Component data from apps and pages:
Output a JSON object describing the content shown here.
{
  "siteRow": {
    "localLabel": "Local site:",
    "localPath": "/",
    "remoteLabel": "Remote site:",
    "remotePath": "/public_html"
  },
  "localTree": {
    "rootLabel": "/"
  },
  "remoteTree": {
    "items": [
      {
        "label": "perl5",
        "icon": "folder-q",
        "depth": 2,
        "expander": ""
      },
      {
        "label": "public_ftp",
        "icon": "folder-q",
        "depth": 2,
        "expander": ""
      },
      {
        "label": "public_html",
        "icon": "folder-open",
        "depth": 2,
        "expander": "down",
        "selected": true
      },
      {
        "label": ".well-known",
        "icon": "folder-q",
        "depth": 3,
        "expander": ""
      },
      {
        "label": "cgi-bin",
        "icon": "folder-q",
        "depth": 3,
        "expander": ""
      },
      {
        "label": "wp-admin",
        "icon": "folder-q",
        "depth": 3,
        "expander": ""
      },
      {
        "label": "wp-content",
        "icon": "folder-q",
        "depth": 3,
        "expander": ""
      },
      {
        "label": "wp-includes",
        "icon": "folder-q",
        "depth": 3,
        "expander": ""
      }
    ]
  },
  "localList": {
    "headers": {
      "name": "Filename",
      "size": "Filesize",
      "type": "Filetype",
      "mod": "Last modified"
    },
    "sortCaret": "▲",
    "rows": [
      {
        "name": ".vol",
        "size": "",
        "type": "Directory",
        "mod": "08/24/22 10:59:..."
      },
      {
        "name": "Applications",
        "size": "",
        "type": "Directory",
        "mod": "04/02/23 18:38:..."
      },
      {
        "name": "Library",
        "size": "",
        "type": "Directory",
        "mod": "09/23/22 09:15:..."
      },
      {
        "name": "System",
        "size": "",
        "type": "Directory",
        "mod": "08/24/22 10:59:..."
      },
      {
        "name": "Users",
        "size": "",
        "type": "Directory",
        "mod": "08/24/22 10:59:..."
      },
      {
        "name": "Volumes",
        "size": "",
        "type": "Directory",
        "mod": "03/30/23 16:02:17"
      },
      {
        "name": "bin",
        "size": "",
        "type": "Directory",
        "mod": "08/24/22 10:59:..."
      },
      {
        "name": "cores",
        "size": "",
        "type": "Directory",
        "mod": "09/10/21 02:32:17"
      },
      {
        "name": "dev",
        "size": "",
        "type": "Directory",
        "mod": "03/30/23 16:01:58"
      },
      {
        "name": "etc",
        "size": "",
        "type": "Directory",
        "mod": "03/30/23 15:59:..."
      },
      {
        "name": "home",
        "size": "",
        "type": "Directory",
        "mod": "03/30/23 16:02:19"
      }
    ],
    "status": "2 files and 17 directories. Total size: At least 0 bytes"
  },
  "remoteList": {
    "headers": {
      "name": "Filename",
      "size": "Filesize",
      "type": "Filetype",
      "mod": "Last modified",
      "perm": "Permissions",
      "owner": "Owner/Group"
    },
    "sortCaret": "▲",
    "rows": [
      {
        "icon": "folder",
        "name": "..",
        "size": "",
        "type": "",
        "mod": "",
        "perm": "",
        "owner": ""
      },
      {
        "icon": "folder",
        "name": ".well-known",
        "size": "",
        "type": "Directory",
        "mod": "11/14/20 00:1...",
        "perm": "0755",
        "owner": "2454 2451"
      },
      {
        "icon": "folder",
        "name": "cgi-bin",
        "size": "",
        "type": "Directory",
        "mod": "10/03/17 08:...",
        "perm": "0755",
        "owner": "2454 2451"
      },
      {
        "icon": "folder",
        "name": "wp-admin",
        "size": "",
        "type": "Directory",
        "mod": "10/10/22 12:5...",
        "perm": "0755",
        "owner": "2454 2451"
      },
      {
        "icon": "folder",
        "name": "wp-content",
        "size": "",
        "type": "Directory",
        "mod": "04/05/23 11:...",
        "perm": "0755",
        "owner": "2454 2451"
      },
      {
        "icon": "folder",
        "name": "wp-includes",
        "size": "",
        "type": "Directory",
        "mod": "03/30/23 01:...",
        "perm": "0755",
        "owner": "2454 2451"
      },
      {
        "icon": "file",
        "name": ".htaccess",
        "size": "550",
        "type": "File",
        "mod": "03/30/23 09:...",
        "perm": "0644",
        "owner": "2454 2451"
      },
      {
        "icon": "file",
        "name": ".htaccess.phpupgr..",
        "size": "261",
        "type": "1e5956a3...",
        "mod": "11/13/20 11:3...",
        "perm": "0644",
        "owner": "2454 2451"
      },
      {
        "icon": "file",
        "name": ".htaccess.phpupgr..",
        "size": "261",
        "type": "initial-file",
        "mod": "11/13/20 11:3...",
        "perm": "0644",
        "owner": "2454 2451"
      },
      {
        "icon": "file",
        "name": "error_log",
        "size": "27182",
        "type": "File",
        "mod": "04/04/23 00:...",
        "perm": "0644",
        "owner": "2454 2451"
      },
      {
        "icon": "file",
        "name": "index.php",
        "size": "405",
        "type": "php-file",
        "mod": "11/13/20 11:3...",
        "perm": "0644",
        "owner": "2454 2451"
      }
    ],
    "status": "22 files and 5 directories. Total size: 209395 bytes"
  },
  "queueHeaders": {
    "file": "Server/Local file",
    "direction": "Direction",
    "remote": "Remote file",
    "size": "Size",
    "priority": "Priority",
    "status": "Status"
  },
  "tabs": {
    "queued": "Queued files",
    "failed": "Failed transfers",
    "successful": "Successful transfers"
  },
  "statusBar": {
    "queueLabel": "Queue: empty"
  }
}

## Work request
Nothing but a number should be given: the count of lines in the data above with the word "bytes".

## Solved exercise
2